→ **Given records**:
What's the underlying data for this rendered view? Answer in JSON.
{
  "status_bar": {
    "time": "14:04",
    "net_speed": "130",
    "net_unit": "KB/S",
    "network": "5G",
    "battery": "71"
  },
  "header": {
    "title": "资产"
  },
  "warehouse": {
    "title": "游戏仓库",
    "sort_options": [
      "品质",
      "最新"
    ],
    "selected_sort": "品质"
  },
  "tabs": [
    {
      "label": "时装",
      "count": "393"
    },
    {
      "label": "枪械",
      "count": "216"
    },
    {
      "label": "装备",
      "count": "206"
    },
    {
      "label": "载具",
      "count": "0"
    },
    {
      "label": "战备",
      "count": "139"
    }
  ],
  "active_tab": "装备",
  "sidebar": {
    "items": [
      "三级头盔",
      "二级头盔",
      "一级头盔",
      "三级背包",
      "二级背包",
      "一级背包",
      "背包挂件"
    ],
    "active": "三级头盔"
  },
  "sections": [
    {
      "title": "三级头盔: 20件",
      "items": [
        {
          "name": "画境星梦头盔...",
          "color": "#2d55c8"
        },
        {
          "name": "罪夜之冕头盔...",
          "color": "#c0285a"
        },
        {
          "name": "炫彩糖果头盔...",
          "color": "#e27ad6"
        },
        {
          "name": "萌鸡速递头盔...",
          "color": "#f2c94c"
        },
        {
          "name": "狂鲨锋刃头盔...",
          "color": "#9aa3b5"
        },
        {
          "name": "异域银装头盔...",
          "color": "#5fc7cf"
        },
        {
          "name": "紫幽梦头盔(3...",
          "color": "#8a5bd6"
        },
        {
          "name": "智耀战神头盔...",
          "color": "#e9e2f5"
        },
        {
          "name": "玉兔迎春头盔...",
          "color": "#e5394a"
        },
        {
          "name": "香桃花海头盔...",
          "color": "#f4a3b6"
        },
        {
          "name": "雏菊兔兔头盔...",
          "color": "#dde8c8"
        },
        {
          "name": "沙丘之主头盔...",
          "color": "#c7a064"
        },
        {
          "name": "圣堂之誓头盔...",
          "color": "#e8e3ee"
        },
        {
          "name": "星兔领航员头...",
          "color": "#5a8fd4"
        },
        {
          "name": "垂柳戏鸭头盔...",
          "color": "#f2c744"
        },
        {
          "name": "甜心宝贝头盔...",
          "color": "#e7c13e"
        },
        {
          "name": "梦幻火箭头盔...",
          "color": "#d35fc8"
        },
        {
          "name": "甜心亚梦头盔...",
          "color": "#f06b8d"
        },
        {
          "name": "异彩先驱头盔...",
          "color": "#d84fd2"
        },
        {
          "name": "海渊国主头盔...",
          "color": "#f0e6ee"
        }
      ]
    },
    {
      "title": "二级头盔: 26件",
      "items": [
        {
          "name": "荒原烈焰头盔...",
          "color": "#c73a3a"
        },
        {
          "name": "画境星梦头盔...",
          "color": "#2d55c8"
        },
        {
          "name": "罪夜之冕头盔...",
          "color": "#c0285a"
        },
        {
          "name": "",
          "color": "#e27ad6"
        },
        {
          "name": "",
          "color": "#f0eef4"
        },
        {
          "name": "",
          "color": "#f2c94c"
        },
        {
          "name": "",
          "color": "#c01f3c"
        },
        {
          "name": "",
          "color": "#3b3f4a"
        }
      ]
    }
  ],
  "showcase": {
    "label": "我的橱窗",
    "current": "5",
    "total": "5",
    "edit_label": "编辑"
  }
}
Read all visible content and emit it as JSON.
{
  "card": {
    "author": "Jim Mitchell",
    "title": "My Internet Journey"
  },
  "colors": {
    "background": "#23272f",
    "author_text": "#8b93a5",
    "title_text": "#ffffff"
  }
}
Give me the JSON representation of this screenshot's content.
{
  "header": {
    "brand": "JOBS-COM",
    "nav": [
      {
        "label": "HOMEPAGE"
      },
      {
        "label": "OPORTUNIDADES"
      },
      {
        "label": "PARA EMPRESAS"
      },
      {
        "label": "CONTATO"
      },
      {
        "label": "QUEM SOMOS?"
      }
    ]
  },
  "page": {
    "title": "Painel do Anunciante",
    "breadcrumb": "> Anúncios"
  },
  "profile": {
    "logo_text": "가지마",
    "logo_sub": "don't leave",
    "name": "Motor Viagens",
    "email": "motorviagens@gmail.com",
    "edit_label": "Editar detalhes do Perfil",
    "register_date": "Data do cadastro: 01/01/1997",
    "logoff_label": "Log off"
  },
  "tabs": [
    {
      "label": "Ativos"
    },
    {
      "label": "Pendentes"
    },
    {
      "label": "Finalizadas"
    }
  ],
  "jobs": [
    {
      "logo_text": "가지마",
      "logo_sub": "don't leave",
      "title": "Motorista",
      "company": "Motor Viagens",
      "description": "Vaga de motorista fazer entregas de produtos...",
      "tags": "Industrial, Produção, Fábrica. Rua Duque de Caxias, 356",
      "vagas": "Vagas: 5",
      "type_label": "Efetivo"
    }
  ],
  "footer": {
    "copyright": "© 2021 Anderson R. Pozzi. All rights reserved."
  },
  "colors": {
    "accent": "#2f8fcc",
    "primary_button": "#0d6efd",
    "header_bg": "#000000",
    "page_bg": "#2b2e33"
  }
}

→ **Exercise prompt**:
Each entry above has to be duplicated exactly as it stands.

→ **Output for this task**:
What's the underlying data for this rendered view? Answer in JSON.
{
  "status_bar": {
    "time": "14:04",
    "net_speed": "130",
    "net_unit": "KB/S",
    "network": "5G",
    "battery": "71"
  },
  "header": {
    "title": "资产"
  },
  "warehouse": {
    "title": "游戏仓库",
    "sort_options": [
      "品质",
      "最新"
    ],
    "selected_sort": "品质"
  },
  "tabs": [
    {
      "label": "时装",
      "count": "393"
    },
    {
      "label": "枪械",
      "count": "216"
    },
    {
      "label": "装备",
      "count": "206"
    },
    {
      "label": "载具",
      "count": "0"
    },
    {
      "label": "战备",
      "count": "139"
    }
  ],
  "active_tab": "装备",
  "sidebar": {
    "items": [
      "三级头盔",
      "二级头盔",
      "一级头盔",
      "三级背包",
      "二级背包",
      "一级背包",
      "背包挂件"
    ],
    "active": "三级头盔"
  },
  "sections": [
    {
      "title": "三级头盔: 20件",
      "items": [
        {
          "name": "画境星梦头盔...",
          "color": "#2d55c8"
        },
        {
          "name": "罪夜之冕头盔...",
          "color": "#c0285a"
        },
        {
          "name": "炫彩糖果头盔...",
          "color": "#e27ad6"
        },
        {
          "name": "萌鸡速递头盔...",
          "color": "#f2c94c"
        },
        {
          "name": "狂鲨锋刃头盔...",
          "color": "#9aa3b5"
        },
        {
          "name": "异域银装头盔...",
          "color": "#5fc7cf"
        },
        {
          "name": "紫幽梦头盔(3...",
          "color": "#8a5bd6"
        },
        {
          "name": "智耀战神头盔...",
          "color": "#e9e2f5"
        },
        {
          "name": "玉兔迎春头盔...",
          "color": "#e5394a"
        },
        {
          "name": "香桃花海头盔...",
          "color": "#f4a3b6"
        },
        {
          "name": "雏菊兔兔头盔...",
          "color": "#dde8c8"
        },
        {
          "name": "沙丘之主头盔...",
          "color": "#c7a064"
        },
        {
          "name": "圣堂之誓头盔...",
          "color": "#e8e3ee"
        },
        {
          "name": "星兔领航员头...",
          "color": "#5a8fd4"
        },
        {
          "name": "垂柳戏鸭头盔...",
          "color": "#f2c744"
        },
        {
          "name": "甜心宝贝头盔...",
          "color": "#e7c13e"
        },
        {
          "name": "梦幻火箭头盔...",
          "color": "#d35fc8"
        },
        {
          "name": "甜心亚梦头盔...",
          "color": "#f06b8d"
        },
        {
          "name": "异彩先驱头盔...",
          "color": "#d84fd2"
        },
        {
          "name": "海渊国主头盔...",
          "color": "#f0e6ee"
        }
      ]
    },
    {
      "title": "二级头盔: 26件",
      "items": [
        {
          "name": "荒原烈焰头盔...",
          "color": "#c73a3a"
        },
        {
          "name": "画境星梦头盔...",
          "color": "#2d55c8"
        },
        {
          "name": "罪夜之冕头盔...",
          "color": "#c0285a"
        },
        {
          "name": "",
          "color": "#e27ad6"
        },
        {
          "name": "",
          "color": "#f0eef4"
        },
        {
          "name": "",
          "color": "#f2c94c"
        },
        {
          "name": "",
          "color": "#c01f3c"
        },
        {
          "name": "",
          "color": "#3b3f4a"
        }
      ]
    }
  ],
  "showcase": {
    "label": "我的橱窗",
    "current": "5",
    "total": "5",
    "edit_label": "编辑"
  }
}
Read all visible content and emit it as JSON.
{
  "card": {
    "author": "Jim Mitchell",
    "title": "My Internet Journey"
  },
  "colors": {
    "background": "#23272f",
    "author_text": "#8b93a5",
    "title_text": "#ffffff"
  }
}
Give me the JSON representation of this screenshot's content.
{
  "header": {
    "brand": "JOBS-COM",
    "nav": [
      {
        "label": "HOMEPAGE"
      },
      {
        "label": "OPORTUNIDADES"
      },
      {
        "label": "PARA EMPRESAS"
      },
      {
        "label": "CONTATO"
      },
      {
        "label": "QUEM SOMOS?"
      }
    ]
  },
  "page": {
    "title": "Painel do Anunciante",
    "breadcrumb": "> Anúncios"
  },
  "profile": {
    "logo_text": "가지마",
    "logo_sub": "don't leave",
    "name": "Motor Viagens",
    "email": "motorviagens@gmail.com",
    "edit_label": "Editar detalhes do Perfil",
    "register_date": "Data do cadastro: 01/01/1997",
    "logoff_label": "Log off"
  },
  "tabs": [
    {
      "label": "Ativos"
    },
    {
      "label": "Pendentes"
    },
    {
      "label": "Finalizadas"
    }
  ],
  "jobs": [
    {
      "logo_text": "가지마",
      "logo_sub": "don't leave",
      "title": "Motorista",
      "company": "Motor Viagens",
      "description": "Vaga de motorista fazer entregas de produtos...",
      "tags": "Industrial, Produção, Fábrica. Rua Duque de Caxias, 356",
      "vagas": "Vagas: 5",
      "type_label": "Efetivo"
    }
  ],
  "footer": {
    "copyright": "© 2021 Anderson R. Pozzi. All rights reserved."
  },
  "colors": {
    "accent": "#2f8fcc",
    "primary_button": "#0d6efd",
    "header_bg": "#000000",
    "page_bg": "#2b2e33"
  }
}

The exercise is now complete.